But personal growth is not Benham's focus. Summarizing his philosophy, we can say that he sees life's purpose in terms of fitting the right pegs into the right holes (talent / job, temperament / marriage); hand reading's function being to better identify the pegs. Today's definition of life purpose would be more inclusive: achieving a state of consciousness that is in alignment with one's higher self, with appropriate expressions at the levels of body, mind, heart and spirit.

Besides philosophic differences, I have some purely palmistic comments as well. First, however, I would like to say I learned a lot from Benham, especially early in my career. He is consistent, thorough and more accurate than many other palmists. He constantly speaks in combinations, thus helping the student to think 'palmese.' This being said, I would like to bring up several points of contention not related to the date of publication.

Benham adheres to the concept of the left hand being what you are born with and the right hand being what you have made of yourself. I have not found this to be the case. Sequential handprints of both hands show major changes over time. If the left hand is what you are born with, why does it keep changing? The fingerprints, unique and unalterable from approximately five months prior to birth, are what you are born with, both hands are what you have made of yourself.

I have not found Benham's timescales to be accurate. For example, using the Fate Line, Benham has the mid-point between the Head and Heart Lines as age 36. My experience indicates age 45 would be more accurate. Perhaps things have changed in the 100 years since The Laws was printed, after all, people are living significantly longer today.

Illness and accidents seem to predominate in Benham's interpretations, out of all proportion to my reading experience.

Benham sees the Heart Line moving from under Jupiter across to the outer percussion under Mercury. Several hand readers whose views I respect concur. My own interpretation is the opposite (palmist's of the world, what is your view?). Electron microscopic photographs of developing fetuses show the growth of the Heart, Head and Life Lines: Head and Life starting under Jupiter, moving across the palm; and the Heart Line starting under Mercury, moving toward Jupiter. Also, the Heart Line under Mercury looks a lot like the origin of the Head Line under Jupiter. These two facts, plus my own experience, points to a Heart Line moving towards the thumb side of the palm. Then again, Benham's perfect Heart Line is one whose owner does not make much of a display of their feelings (page 402). This view makes it hard for me to take any of his Heart Line interpretations too seriously.

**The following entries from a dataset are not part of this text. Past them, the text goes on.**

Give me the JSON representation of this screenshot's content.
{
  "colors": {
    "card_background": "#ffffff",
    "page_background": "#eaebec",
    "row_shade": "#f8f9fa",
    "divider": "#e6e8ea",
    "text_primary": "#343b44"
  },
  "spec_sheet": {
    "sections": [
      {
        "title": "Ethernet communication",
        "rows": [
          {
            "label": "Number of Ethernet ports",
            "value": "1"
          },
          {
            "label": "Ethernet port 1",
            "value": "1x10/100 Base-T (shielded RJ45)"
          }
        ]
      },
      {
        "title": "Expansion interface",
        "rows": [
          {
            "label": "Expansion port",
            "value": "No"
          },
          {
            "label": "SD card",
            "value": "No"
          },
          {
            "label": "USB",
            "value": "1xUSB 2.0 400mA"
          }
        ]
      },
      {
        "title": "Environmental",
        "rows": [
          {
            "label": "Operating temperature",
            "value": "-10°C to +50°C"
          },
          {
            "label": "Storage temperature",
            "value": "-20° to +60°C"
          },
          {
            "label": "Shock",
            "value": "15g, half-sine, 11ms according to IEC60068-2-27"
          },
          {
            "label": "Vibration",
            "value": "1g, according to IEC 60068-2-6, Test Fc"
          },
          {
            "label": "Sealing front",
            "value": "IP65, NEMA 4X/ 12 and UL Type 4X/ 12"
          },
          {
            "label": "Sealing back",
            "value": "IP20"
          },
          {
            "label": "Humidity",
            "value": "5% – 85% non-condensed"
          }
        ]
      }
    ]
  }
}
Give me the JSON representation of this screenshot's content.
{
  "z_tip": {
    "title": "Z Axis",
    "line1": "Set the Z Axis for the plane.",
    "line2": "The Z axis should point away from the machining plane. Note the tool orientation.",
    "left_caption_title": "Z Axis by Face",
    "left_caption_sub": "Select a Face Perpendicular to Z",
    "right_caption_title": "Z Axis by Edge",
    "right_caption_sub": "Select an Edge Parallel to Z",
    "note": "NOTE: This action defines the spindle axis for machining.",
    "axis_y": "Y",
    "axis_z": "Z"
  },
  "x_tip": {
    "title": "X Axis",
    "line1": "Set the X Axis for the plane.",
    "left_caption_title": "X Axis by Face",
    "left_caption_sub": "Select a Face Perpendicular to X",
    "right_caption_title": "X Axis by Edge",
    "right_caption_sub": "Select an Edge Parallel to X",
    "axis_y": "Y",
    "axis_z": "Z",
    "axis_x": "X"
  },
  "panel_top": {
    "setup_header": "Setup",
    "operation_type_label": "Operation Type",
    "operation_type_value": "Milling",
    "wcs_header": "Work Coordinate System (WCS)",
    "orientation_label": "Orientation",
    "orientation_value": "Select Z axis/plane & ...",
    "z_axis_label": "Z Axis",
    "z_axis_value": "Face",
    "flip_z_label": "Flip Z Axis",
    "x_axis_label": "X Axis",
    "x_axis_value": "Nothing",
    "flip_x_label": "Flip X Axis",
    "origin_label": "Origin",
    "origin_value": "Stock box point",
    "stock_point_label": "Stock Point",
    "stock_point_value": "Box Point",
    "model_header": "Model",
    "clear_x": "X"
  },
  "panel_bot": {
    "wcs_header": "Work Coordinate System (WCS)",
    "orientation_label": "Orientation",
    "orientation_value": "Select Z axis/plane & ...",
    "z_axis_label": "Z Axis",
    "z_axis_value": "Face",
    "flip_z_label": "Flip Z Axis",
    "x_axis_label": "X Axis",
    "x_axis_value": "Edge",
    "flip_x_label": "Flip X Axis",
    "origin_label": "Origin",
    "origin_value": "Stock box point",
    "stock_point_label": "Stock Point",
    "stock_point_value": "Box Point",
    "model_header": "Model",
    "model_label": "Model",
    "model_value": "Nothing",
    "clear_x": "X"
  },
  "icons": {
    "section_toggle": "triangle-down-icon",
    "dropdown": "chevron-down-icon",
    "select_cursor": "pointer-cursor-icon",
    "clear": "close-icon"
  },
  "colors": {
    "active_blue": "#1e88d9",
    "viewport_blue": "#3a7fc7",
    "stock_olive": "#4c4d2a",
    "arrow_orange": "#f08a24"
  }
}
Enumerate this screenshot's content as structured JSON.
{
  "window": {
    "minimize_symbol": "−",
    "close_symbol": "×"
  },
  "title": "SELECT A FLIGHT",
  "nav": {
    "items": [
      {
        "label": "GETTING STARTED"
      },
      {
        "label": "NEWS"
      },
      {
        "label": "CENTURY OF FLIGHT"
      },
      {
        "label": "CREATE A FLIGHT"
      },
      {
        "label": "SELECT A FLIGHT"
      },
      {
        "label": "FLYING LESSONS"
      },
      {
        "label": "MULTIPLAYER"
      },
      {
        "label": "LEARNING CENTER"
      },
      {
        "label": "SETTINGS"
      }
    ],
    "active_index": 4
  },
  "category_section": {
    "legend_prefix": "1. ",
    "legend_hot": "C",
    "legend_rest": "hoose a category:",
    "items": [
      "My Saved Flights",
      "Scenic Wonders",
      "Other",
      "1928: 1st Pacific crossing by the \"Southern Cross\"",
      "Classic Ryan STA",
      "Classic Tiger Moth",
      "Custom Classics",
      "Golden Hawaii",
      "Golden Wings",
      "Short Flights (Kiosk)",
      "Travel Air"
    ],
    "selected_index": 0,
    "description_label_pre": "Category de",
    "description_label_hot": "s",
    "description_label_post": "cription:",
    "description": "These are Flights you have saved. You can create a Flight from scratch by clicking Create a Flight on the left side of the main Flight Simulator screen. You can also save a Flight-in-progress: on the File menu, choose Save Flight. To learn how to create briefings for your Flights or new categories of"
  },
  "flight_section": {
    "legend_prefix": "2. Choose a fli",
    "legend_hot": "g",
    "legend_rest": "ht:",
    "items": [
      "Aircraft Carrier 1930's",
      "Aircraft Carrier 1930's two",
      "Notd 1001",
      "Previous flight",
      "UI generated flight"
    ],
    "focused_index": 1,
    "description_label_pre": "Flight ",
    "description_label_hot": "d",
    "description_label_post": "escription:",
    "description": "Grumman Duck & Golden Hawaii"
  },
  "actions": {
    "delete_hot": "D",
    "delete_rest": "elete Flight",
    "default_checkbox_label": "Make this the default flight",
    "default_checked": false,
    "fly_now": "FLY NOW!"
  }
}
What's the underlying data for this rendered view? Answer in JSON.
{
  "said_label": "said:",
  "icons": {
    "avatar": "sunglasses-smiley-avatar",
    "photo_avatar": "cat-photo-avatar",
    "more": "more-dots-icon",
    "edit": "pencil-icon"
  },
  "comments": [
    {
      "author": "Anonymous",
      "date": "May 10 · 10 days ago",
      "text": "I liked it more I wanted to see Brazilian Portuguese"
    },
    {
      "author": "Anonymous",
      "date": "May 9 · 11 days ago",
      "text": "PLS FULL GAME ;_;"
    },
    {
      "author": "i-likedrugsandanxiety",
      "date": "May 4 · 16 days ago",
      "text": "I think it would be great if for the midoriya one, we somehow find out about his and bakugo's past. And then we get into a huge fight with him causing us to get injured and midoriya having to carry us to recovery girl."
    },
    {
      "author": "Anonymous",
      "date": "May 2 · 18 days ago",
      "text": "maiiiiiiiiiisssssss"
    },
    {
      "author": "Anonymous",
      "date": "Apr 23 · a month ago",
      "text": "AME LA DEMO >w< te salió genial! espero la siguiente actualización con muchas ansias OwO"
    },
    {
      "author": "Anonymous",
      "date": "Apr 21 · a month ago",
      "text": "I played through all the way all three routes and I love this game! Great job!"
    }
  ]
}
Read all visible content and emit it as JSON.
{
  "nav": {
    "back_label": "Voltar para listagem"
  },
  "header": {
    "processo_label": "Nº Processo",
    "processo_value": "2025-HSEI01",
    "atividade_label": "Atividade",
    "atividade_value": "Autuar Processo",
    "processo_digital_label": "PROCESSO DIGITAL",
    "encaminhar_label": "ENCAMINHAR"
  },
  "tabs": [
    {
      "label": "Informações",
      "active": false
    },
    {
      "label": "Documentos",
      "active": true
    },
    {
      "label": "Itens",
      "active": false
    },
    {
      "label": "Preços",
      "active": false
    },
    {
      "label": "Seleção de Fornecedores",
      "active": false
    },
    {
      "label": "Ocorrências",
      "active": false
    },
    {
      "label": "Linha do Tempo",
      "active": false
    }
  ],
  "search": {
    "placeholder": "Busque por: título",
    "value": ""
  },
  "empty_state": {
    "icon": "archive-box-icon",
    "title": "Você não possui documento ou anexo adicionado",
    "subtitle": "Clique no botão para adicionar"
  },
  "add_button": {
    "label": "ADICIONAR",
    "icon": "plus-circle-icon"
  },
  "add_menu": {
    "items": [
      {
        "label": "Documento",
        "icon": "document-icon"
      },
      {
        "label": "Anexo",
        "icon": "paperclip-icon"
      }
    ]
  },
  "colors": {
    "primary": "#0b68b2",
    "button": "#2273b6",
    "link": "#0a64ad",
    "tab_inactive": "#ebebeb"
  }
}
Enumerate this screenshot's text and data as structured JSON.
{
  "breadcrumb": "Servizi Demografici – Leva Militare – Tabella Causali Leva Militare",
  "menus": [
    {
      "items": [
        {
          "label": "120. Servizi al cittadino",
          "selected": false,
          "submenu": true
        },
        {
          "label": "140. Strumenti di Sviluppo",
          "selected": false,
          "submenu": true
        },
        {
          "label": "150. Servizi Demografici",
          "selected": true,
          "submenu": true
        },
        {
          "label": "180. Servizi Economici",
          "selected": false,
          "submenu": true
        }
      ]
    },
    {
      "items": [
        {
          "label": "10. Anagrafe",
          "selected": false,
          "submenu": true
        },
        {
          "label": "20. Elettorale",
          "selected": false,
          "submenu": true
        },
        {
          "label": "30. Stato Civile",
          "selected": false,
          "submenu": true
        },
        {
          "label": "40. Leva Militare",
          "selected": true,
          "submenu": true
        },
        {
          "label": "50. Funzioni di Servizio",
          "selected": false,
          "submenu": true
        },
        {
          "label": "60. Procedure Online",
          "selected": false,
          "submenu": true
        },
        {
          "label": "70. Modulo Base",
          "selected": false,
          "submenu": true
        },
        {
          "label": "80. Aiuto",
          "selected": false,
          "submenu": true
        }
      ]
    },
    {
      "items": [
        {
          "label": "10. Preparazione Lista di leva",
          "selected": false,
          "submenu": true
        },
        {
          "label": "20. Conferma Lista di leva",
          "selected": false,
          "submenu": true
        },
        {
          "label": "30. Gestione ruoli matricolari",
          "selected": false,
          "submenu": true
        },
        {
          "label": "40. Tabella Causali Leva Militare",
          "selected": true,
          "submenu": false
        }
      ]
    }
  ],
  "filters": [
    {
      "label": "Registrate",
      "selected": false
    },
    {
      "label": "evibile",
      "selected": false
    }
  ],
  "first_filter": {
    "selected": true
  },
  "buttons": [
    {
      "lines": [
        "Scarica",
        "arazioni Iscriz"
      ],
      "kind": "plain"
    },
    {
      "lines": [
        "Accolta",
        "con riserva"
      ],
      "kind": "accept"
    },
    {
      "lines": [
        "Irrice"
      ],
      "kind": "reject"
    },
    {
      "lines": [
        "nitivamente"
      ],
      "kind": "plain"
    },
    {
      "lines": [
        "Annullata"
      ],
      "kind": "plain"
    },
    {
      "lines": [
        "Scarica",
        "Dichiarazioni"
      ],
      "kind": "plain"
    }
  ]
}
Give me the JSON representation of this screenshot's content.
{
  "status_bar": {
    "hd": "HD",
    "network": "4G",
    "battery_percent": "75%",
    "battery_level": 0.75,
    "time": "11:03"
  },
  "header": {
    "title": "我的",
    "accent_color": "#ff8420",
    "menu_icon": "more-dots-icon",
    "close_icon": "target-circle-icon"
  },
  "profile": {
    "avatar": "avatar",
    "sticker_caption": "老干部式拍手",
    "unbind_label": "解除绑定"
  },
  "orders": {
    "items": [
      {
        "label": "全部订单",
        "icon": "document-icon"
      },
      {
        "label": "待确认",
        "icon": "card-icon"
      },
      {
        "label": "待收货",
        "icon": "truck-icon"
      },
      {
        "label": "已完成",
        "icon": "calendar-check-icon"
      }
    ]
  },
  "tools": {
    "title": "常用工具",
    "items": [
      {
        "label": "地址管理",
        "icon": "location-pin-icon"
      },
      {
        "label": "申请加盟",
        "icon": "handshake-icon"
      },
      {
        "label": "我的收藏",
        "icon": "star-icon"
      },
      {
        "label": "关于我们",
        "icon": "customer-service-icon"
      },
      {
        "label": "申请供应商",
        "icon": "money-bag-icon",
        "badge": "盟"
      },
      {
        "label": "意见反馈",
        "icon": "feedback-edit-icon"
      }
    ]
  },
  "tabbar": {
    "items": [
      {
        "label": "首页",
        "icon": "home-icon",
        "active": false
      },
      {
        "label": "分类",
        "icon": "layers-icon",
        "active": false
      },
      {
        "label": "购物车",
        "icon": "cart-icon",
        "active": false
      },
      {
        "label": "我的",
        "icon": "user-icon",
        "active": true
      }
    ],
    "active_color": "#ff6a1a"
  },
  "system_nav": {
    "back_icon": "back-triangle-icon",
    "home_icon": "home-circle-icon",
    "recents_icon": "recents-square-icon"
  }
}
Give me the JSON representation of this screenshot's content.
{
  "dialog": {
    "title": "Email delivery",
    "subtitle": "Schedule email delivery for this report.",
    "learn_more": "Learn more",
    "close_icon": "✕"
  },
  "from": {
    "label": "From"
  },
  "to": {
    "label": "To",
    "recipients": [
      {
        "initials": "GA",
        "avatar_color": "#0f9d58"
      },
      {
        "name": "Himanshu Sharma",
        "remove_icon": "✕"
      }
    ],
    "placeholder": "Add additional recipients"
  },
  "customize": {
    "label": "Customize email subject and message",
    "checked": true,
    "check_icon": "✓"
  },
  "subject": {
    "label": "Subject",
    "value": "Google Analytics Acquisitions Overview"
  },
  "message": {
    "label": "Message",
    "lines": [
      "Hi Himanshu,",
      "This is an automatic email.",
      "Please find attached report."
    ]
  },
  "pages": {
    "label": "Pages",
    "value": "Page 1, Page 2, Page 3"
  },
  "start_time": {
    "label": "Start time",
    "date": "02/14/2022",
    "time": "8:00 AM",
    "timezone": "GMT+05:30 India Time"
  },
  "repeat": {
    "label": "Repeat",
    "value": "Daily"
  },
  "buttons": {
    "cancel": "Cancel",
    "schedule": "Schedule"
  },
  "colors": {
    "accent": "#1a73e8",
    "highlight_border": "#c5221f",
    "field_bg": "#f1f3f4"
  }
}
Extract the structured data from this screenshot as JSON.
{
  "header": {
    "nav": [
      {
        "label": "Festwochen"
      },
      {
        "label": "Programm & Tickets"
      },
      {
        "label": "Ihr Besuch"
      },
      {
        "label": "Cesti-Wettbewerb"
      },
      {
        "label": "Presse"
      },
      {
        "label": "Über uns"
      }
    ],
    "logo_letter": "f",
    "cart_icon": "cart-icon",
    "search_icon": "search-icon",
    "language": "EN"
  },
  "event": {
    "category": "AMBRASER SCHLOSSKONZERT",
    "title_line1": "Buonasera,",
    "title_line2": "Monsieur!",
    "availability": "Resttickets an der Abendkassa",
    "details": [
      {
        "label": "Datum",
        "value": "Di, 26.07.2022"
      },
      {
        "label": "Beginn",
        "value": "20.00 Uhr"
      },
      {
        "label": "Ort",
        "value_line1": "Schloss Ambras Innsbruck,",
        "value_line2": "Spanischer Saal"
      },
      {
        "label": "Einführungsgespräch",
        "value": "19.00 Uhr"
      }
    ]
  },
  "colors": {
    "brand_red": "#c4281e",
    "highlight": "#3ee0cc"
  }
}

Benham states that a long Head Line indicates avarice. My view leans towards a busy mind, probably results oriented, but not necessarily greedy.

According to The Laws, if your Head Line is straight you have fixed views.. This seems an extreme interpretation without a stiff thumb, etc.

In my experience, stars at the end of a short Head Line do not indicate sudden death.

Squares more often operate as blocks rather than as repair indicators as Benham suggests.

Pointy fingered, broken Head Line people are not Benham's cup of tea. He labels them "totally unreliable." Utopianistic seems more like it; Benham's square tipped bias is showing here.

Ten seems to be enough contentions, so I'll just say I disagree with many of the observations Benham makes about the Life Line, Lines of Marriage, and the Girdle of Venus. Most of my disagreements with Benham are either philosophical or deal with line formations, but I would like to make a last comment about his 7 Mounds Hand Identification System: namely that I use it as often as I use the D'Arpentigny system, in other words, hardly at all. I prefer to use the Gettings' Earth, Air, Fire, Water system augmented by some hand shape archetypes of my own.

Most of Benham's observations seem valid to me, though numerous others leave me scratching my head, wondering where he came up with that one. While I have no doubt that Benham was a great hand reader, that he failed to achieve his goal of putting hand reading onto an entirely scientific footing does not diminish my admiration for his dedication and intent. Critiques aside, this is a must read for any serious student of hand reading.